━━━━━ Listed records ━━━━━
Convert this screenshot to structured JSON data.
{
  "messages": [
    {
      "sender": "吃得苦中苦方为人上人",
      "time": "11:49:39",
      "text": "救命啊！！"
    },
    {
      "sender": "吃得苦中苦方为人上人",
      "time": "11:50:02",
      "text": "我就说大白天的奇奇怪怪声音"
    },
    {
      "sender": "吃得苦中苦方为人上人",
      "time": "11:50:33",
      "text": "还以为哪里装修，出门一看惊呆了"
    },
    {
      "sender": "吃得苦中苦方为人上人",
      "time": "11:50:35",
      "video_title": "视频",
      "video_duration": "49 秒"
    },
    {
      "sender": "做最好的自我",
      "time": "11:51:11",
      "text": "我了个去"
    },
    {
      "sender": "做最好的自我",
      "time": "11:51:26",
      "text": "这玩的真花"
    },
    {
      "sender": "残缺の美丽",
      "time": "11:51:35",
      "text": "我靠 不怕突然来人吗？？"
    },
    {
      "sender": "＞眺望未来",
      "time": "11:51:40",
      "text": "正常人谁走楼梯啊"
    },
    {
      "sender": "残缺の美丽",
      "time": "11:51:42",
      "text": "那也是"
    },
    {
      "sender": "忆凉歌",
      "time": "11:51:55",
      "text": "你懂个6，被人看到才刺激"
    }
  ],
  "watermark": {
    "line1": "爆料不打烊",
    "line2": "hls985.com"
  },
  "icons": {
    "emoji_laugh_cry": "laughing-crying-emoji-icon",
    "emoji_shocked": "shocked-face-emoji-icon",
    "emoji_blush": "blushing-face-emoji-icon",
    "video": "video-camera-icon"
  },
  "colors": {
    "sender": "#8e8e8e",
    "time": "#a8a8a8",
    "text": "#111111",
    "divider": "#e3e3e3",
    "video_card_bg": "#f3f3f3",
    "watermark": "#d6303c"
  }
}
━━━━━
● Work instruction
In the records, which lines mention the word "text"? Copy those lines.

● Solved exercise
      "text": "救命啊！！"
      "text": "我就说大白天的奇奇怪怪声音"
      "text": "还以为哪里装修，出门一看惊呆了"
      "text": "我了个去"
      "text": "这玩的真花"
      "text": "我靠 不怕突然来人吗？？"
      "text": "正常人谁走楼梯啊"
      "text": "那也是"
      "text": "你懂个6，被人看到才刺激"
    "text": "#111111",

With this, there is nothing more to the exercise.